Securing Your AWS Infrastructure
In Part 1 of this AWS Cloud Security Best Practices series we gave an overview of Foghorn’s best practices for building and maintaining secure infrastructure on AWS as it relates to IAM. In this final installment we share our advice on securing the layers of your AWS infrastructure from the network to data encryption. By following Foghorn design principles organizations can minimize risk and protect their assets by minimizing vulnerabilities.
Foghorn builds AWS cloud security best practices into every layer of cloud environments. AWS infrastructure designed by Foghorn are secure by default. While some implementation may differ slightly, the following is an overview of our layered protection fundamentals.
Networks are secured by leveraging Foghorn’s AWS cloud security best practices VPC design, and implemented using our m-vpc terraform module.
Our design includes the following network design for each VPC:
- Public subnets: Only resources which need to initiate or respond to public requests are launched in public subnets. These include only load balancers, bastion hosts, and network devices, unless clients request specific additional services to be public.

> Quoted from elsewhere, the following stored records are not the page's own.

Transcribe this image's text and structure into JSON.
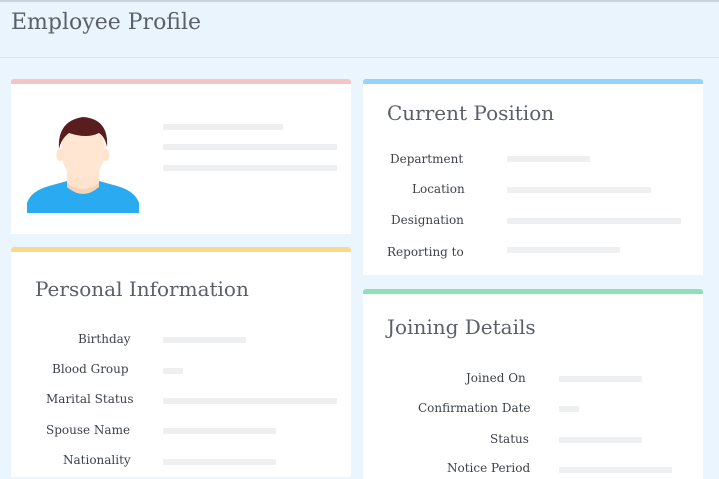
{
  "header": {
    "title": "Employee Profile"
  },
  "profile_card": {
    "avatar_icon": "user-avatar-icon",
    "accent": "#f7c4c5"
  },
  "position_card": {
    "title": "Current Position",
    "accent": "#94d4fa",
    "fields": [
      {
        "label": "Department"
      },
      {
        "label": "Location"
      },
      {
        "label": "Designation"
      },
      {
        "label": "Reporting to"
      }
    ]
  },
  "personal_card": {
    "title": "Personal Information",
    "accent": "#fbd98b",
    "fields": [
      {
        "label": "Birthday"
      },
      {
        "label": "Blood Group"
      },
      {
        "label": "Marital Status"
      },
      {
        "label": "Spouse Name"
      },
      {
        "label": "Nationality"
      }
    ]
  },
  "joining_card": {
    "title": "Joining Details",
    "accent": "#8ee0b9",
    "fields": [
      {
        "label": "Joined On"
      },
      {
        "label": "Confirmation Date"
      },
      {
        "label": "Status"
      },
      {
        "label": "Notice Period"
      }
    ]
  }
}
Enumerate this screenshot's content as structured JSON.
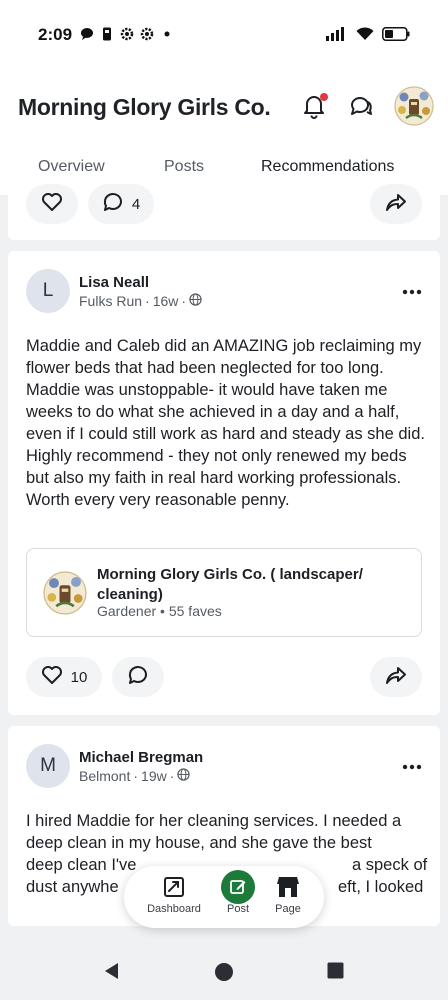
{
  "status_bar": {
    "time": "2:09",
    "left_icons": [
      "chat-bubble-icon",
      "phone-device-icon",
      "gear-icon",
      "gear-icon",
      "dot-icon"
    ],
    "right_icons": [
      "signal-icon",
      "wifi-icon",
      "battery-icon"
    ]
  },
  "header": {
    "title": "Morning Glory Girls Co.",
    "icons": [
      "bell-icon",
      "chat-icon",
      "profile-logo"
    ],
    "notification_dot_color": "#e0393e"
  },
  "tabs": [
    {
      "label": "Overview",
      "active": false
    },
    {
      "label": "Posts",
      "active": false
    },
    {
      "label": "Recommendations",
      "active": true
    }
  ],
  "prev_post": {
    "comment_count": "4"
  },
  "post": {
    "avatar_letter": "L",
    "author": "Lisa Neall",
    "location": "Fulks Run",
    "age": "16w",
    "body": "Maddie and Caleb did an AMAZING job reclaiming my flower beds that had been neglected for too long. Maddie was unstoppable- it would have taken me weeks to do what she achieved in  a day and a half, even if I could still work as hard and steady as she did. Highly recommend - they not only renewed my beds but also my faith in real hard working professionals. Worth every very reasonable penny.",
    "business": {
      "name": "Morning Glory Girls Co. ( landscaper/ cleaning)",
      "category": "Gardener",
      "faves": "55 faves"
    },
    "like_count": "10"
  },
  "post2": {
    "avatar_letter": "M",
    "author": "Michael Bregman",
    "location": "Belmont",
    "age": "19w",
    "body_line1": "I hired Maddie for her cleaning services. I needed a",
    "body_line2": "deep clean in my house, and she gave the best",
    "body_line3_left": "deep clean I've",
    "body_line3_right": "a speck of",
    "body_line4_left": "dust anywhe",
    "body_line4_right": "eft, I looked"
  },
  "bottom_nav": [
    {
      "label": "Dashboard",
      "icon": "dashboard-icon"
    },
    {
      "label": "Post",
      "icon": "compose-icon"
    },
    {
      "label": "Page",
      "icon": "storefront-icon"
    }
  ],
  "colors": {
    "accent_green": "#1e7a3a",
    "text": "#1c1f24",
    "muted": "#555b63"
  }
}
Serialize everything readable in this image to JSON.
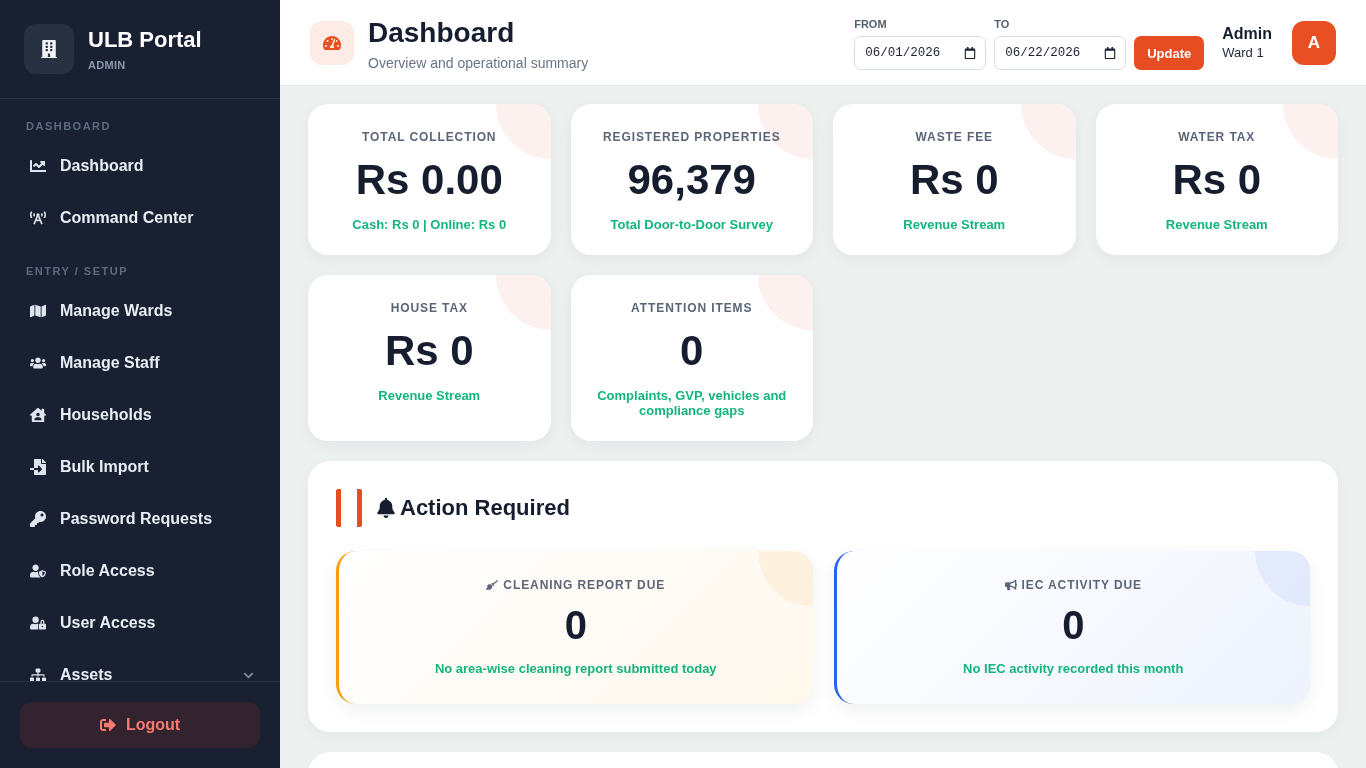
{
  "sidebar": {
    "brand": {
      "title": "ULB Portal",
      "subtitle": "ADMIN"
    },
    "sections": [
      {
        "heading": "DASHBOARD",
        "items": [
          {
            "label": "Dashboard",
            "kind": "link",
            "selected": false
          },
          {
            "label": "Command Center",
            "kind": "link",
            "selected": false
          }
        ]
      },
      {
        "heading": "ENTRY / SETUP",
        "items": [
          {
            "label": "Manage Wards",
            "kind": "link",
            "selected": false
          },
          {
            "label": "Manage Staff",
            "kind": "link",
            "selected": false
          },
          {
            "label": "Households",
            "kind": "link",
            "selected": false
          },
          {
            "label": "Bulk Import",
            "kind": "link",
            "selected": false
          },
          {
            "label": "Password Requests",
            "kind": "link",
            "selected": false
          },
          {
            "label": "Role Access",
            "kind": "link",
            "selected": false
          },
          {
            "label": "User Access",
            "kind": "link",
            "selected": false
          },
          {
            "label": "Assets",
            "kind": "group",
            "selected": false,
            "expanded": false
          }
        ]
      }
    ],
    "logout": "Logout"
  },
  "header": {
    "title": "Dashboard",
    "subtitle": "Overview and operational summary",
    "date_range": {
      "from": {
        "label": "FROM",
        "value": "06/01/2026"
      },
      "to": {
        "label": "TO",
        "value": "06/22/2026"
      }
    },
    "update_button": "Update",
    "user": {
      "name": "Admin",
      "ward": "Ward 1",
      "avatar": "A"
    }
  },
  "stat_cards": [
    {
      "label": "TOTAL COLLECTION",
      "value": "Rs 0.00",
      "note": "Cash: Rs 0 | Online: Rs 0"
    },
    {
      "label": "REGISTERED PROPERTIES",
      "value": "96,379",
      "note": "Total Door-to-Door Survey"
    },
    {
      "label": "WASTE FEE",
      "value": "Rs 0",
      "note": "Revenue Stream"
    },
    {
      "label": "WATER TAX",
      "value": "Rs 0",
      "note": "Revenue Stream"
    },
    {
      "label": "HOUSE TAX",
      "value": "Rs 0",
      "note": "Revenue Stream"
    },
    {
      "label": "ATTENTION ITEMS",
      "value": "0",
      "note": "Complaints, GVP, vehicles and compliance gaps"
    }
  ],
  "action_required": {
    "title": "Action Required",
    "cards": [
      {
        "label": "CLEANING REPORT DUE",
        "value": "0",
        "note": "No area-wise cleaning report submitted today",
        "color": "#f59e0b"
      },
      {
        "label": "IEC ACTIVITY DUE",
        "value": "0",
        "note": "No IEC activity recorded this month",
        "color": "#2563eb"
      }
    ]
  }
}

These resources have direct access to the internet via an AWS Internet Gateway.
- Private subnets: Servers behind load balancers as well as servers that need to initiate outbound connections initiate these connections via NAT or Proxy and can be launched here. Depending on client configuration, this traffic is controlled either by an AWS NAT gateway, or by Foghorn’s proxy implementation, m-proxy, which enables layer 7 filtering such as domain based whitelisting.
- Isolated Subnets: Resources that require no outbound connectivity, or outbound connectivity via direct connect and through a client’s data center’s internet connection, are launched here. Redshift and RDS are launched in Isolated subnets.
Each host (load balancer, network appliance, ec2 instance, private lambda, etc.) is granted whitelist access to resources via least permission security group rules. For example, if a client is running a web service behind a load balancer, their load balancer will only accept incoming connections on port 443 from the internet, and your ec2 instances will only accept traffic on the application listening port from the load balancer. If client’s intend to add capabilities to existing workloads which require that they initiate or listen on additional ports or to/from additional sources/destinations, security group changes will be required to enable those features.
Foghorn recommends and implements AMI and container bakeries that build off of updated OS images ensuring that all security vulnerabilities are patched. We also strongly recommend implementing the CIS Benchmarks to ensure a secure baseline systems configuration. If clients chose the option, Foghorn integrates CVE and CIS benchmark scanning into the bakery. Foghorn uses Drone (or optionally Jenkins) driving a pipeline that consists of Packer and Ansible to harden and configure systems as well as check those systems against CIS benchmarks. Foghorn also integrates checksec into the pipeline for CVE scanning.
System Patching and Maintenance
Foghorn recommends and implements immutable infrastructure, and prefers replacement of existing instances and containers with new infrastructure spun up from new AMIs which have been updated. This ensures no drift from documented infrastructure standards, minimizes spin up time of dynamic workloads as well as maximizing the reliability of auto scaling.
For large organizations or organizations storing high volumes of data, it is often more efficient to only apply data controls as required, especially if large costs may be associated with protecting a relatively small subset of sensitive data. If this is not the case, Foghorn simply treats all data as sensitive, removing the requirement to classify data.
Encryption / Tokenization
Foghorn by default encrypts all data at rest, and recommends and implements encryption of all data in transit, unless workloads require an exception. By default, Foghorn encrypts all EBS volumes and EBS backed services (RDS, etc.) and S3 buckets with default KMS keys.
Foghorn by default configures all ALBs to listen on secure ports with public certificates generated from ACM. Foghorn by default configures all systems to listen to private traffic with self-signed certificates, or optionally with ACM private certificate manager.
Foghorn configures several default account monitors, which are configured to notify the shared slack channel. Optionally, Foghorn can create custom monitors and send alert notifications to customer SIEM systems.
If you would like more information on migration and security best practices make sure to visit Foghorn’s Whitepaper Library. And don’t hesitate to reach out if you have any AWS cloud security needs.